    Before the cost of your utilities skyrockets, look into ways to save on your bills. Make a one-time investment into the Kill-a-Watt to find the energy-suckers in your home and/or try a device like the Belkin Conserve Surge Protector.

  5. Buy in Bulk:

    Though frugalistas everywhere go back and forth about the pros and cons of buying in bulk, now may be a great time to stock up on non-perishables when you find good sales. If you find groceries, cotton clothing and home goods that you know you’ll use eventually, now is the time to take advantage of low prices while you can.

    Financial Highway suggests stocking up on the following foods, as their prices are projected to rise significantly:

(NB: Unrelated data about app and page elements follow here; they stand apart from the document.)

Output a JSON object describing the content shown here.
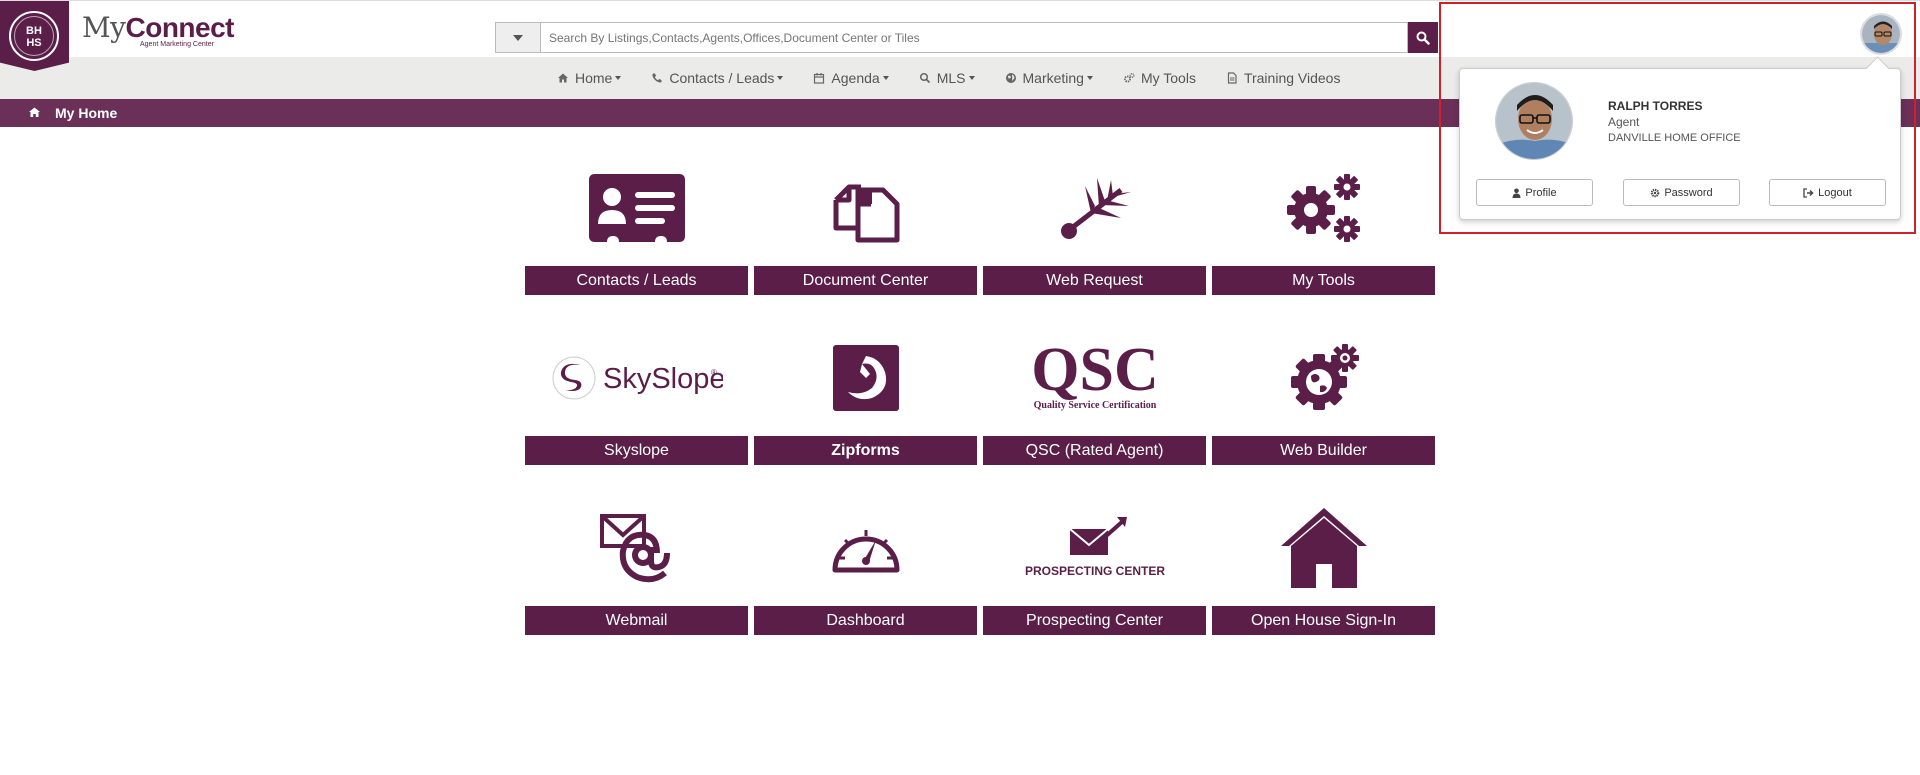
{
  "brand": {
    "logo_text": "BH HS",
    "name_my": "My",
    "name_connect": "Connect",
    "tagline": "Agent Marketing Center"
  },
  "search": {
    "placeholder": "Search By Listings,Contacts,Agents,Offices,Document Center or Tiles"
  },
  "nav": {
    "items": [
      {
        "label": "Home",
        "icon": "home-icon",
        "dropdown": true
      },
      {
        "label": "Contacts / Leads",
        "icon": "phone-icon",
        "dropdown": true
      },
      {
        "label": "Agenda",
        "icon": "calendar-icon",
        "dropdown": true
      },
      {
        "label": "MLS",
        "icon": "search-icon",
        "dropdown": true
      },
      {
        "label": "Marketing",
        "icon": "globe-icon",
        "dropdown": true
      },
      {
        "label": "My Tools",
        "icon": "gears-icon",
        "dropdown": false
      },
      {
        "label": "Training Videos",
        "icon": "document-icon",
        "dropdown": false
      }
    ]
  },
  "breadcrumb": {
    "label": "My Home"
  },
  "tiles": [
    {
      "label": "Contacts / Leads",
      "icon": "contact-card-icon"
    },
    {
      "label": "Document Center",
      "icon": "documents-icon"
    },
    {
      "label": "Web Request",
      "icon": "web-request-icon"
    },
    {
      "label": "My Tools",
      "icon": "gears-icon"
    },
    {
      "label": "Skyslope",
      "icon": "skyslope-logo",
      "logo_text": "SkySlope"
    },
    {
      "label": "Zipforms",
      "icon": "zipforms-logo"
    },
    {
      "label": "QSC (Rated Agent)",
      "icon": "qsc-logo",
      "logo_text": "QSC",
      "logo_subtext": "Quality Service Certification"
    },
    {
      "label": "Web Builder",
      "icon": "web-builder-icon"
    },
    {
      "label": "Webmail",
      "icon": "webmail-icon"
    },
    {
      "label": "Dashboard",
      "icon": "dashboard-icon"
    },
    {
      "label": "Prospecting Center",
      "icon": "prospecting-icon",
      "logo_text": "PROSPECTING CENTER"
    },
    {
      "label": "Open House Sign-In",
      "icon": "house-icon"
    }
  ],
  "user_popup": {
    "name": "RALPH TORRES",
    "role": "Agent",
    "office": "DANVILLE HOME OFFICE",
    "buttons": {
      "profile": "Profile",
      "password": "Password",
      "logout": "Logout"
    }
  },
  "colors": {
    "brand": "#5a1e48",
    "breadcrumb_bar": "#6a3058",
    "highlight": "#d0202a"
  }
}
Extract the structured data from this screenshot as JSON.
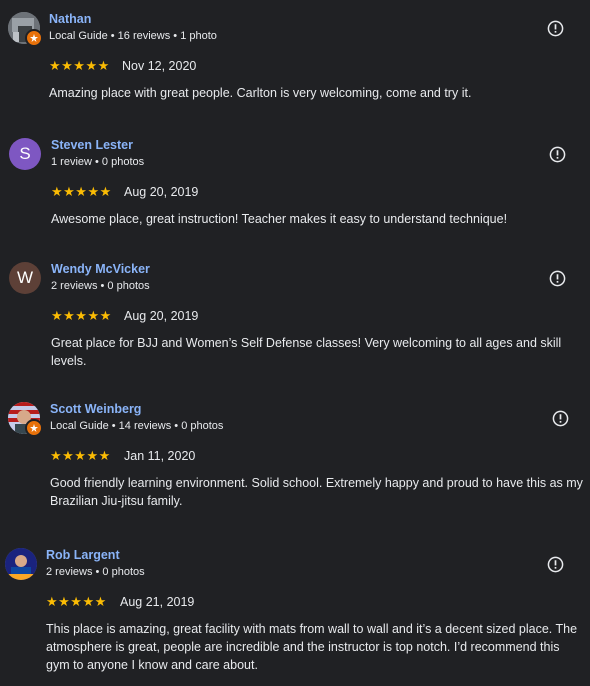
{
  "colors": {
    "background": "#202124",
    "name_link": "#8ab4f8",
    "star": "#fbbc04",
    "local_guide_badge": "#e8710a",
    "avatar_s": "#7e57c2",
    "avatar_w": "#5d4037"
  },
  "reviews": [
    {
      "name": "Nathan",
      "meta": "Local Guide • 16 reviews • 1 photo",
      "rating": 5,
      "stars": "★★★★★",
      "date": "Nov 12, 2020",
      "text": "Amazing place with great people. Carlton is very welcoming, come and try it.",
      "avatar_type": "photo",
      "local_guide": true,
      "flag_icon": "flag-icon"
    },
    {
      "name": "Steven Lester",
      "meta": "1 review • 0 photos",
      "rating": 5,
      "stars": "★★★★★",
      "date": "Aug 20, 2019",
      "text": "Awesome place, great instruction! Teacher makes it easy to understand technique!",
      "avatar_type": "letter",
      "avatar_letter": "S",
      "local_guide": false,
      "flag_icon": "flag-icon"
    },
    {
      "name": "Wendy McVicker",
      "meta": "2 reviews • 0 photos",
      "rating": 5,
      "stars": "★★★★★",
      "date": "Aug 20, 2019",
      "text": "Great place for BJJ and Women’s Self Defense classes! Very welcoming to all ages and skill levels.",
      "avatar_type": "letter",
      "avatar_letter": "W",
      "local_guide": false,
      "flag_icon": "flag-icon"
    },
    {
      "name": "Scott Weinberg",
      "meta": "Local Guide • 14 reviews • 0 photos",
      "rating": 5,
      "stars": "★★★★★",
      "date": "Jan 11, 2020",
      "text": "Good friendly learning environment. Solid school. Extremely happy and proud to have this as my Brazilian Jiu-jitsu family.",
      "avatar_type": "photo",
      "local_guide": true,
      "flag_icon": "flag-icon"
    },
    {
      "name": "Rob Largent",
      "meta": "2 reviews • 0 photos",
      "rating": 5,
      "stars": "★★★★★",
      "date": "Aug 21, 2019",
      "text": "This place is amazing, great facility with mats from wall to wall and it’s a decent sized place. The atmosphere is great, people are incredible and the instructor is top notch. I’d recommend this gym to anyone I know and care about.",
      "avatar_type": "photo",
      "local_guide": false,
      "flag_icon": "flag-icon"
    }
  ]
}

    • Corn
    • Other canned vegetables
    • Kidney beans
    • All-Purpose Flour
    • Dehydrated fruit
    • Canned Fruit

    Also, since March is National Frozen Food Month, you should be able to find great deals on frozen foods. Take advantage while you can and stock up!

  6. Trade in Your SUV:

    As much as you may love your SUV, owning a smaller car can save you anywhere from $200 to $1,500 a year in gas alone. With gas prices skyrocketing, trading in your SUV might be a good move to make right about now.

  7. Ask for a Raise:

    Now is the time to try and increase your income so that you can at least try to keep your earnings consistent with the current value of your money. If you don’t foresee a pay raise in your immediate future, try taking advantage of other job benefits.

  8. Earn Extra Cash on the Side:

    Find another source of income, whether you attempt to start your own business, make money from a hobby, or find other ways to pick up a little extra cash.

  9. Consider Investing in TIPs:

    According to Billeater.com:

    One easy way to stay in the game is to buy treasury inflation protected securities (TIPS). These are special government-issued bonds that adjust periodically to account for inflation. There is always some possibility of a default, since no investment is 100% secure. Still, most would agree that TIPS are a safe way to keep your money from losing value over time.

  10. Continue to Save Your Money:

    When the interest on money saved is actually lower than the inflation rate, it may seem stupid to save. However, saving your money is still important. Put money away in high-interest savings accounts or mutual funds. Reader’s Digest recommends putting your money in one or more of the following to keep it safe:

    • FDIC-insured bank savings, CD, and money market accounts
    • FDIC-insured credit unions
    • Series I bonds
    • Money market funds that invest in Treasury bills
  11. Saving Money on Gas:

    You may have heard the tips before, but with gas prices soaring more and more by the day, saving money on gas is one of the many areas you should focus on. Here are some ways you can hope to save on/conserve gas:

    • Don’t drive too fast or too slow. It takes 20% to 30% more gas to drive at 70 mph than 50 mph. Also, accelerate slowly after stops.
    • If work is close enough, consider bicycling to work in agreeable weather.
    • Consider public transportation if you live in a city.
    • Find a group of people to carpool with to work.
    • Use the internet as a resource for finding the cheapest gas price in town. Head over to GasPriceWatch.com to track gas prices. You can also visit GasBuddy.com for a network of 174 local sites complete with maps and message boards that tally gas prices by ZIP code.
    • Keep your car properly maintained and tuned. A poorly tuned car can use more that 25% more gas.
    • Don’t warm your car up by letting it idle. The engine warms up faster when driving anyway, and idling wastes about a quart of gas every 15 minutes.
    • Save fuel by combining errands into one trip. Wasteful driving habits can double your fuel consumption.
    • Don’t top off at the gas station. According to the Environmental Protection Agency, “you might be paying for gas that goes back into the station’s tanks after your gas tank is full.”
  12. Be a Tip Hero:

    Of course, continue to share and receive money-saving tips on Tip Hero as we fight the battle against inflation right along with you!

What are some of your best tips for fighting against inflation? We’d love to hear your insights! Thanks for being a Tip Hero!

Additional Sources: Guardian.co.uk , SavvySugar , CNNMoney , BeingFrugal.net , and USA Today

Photo credit: tanjila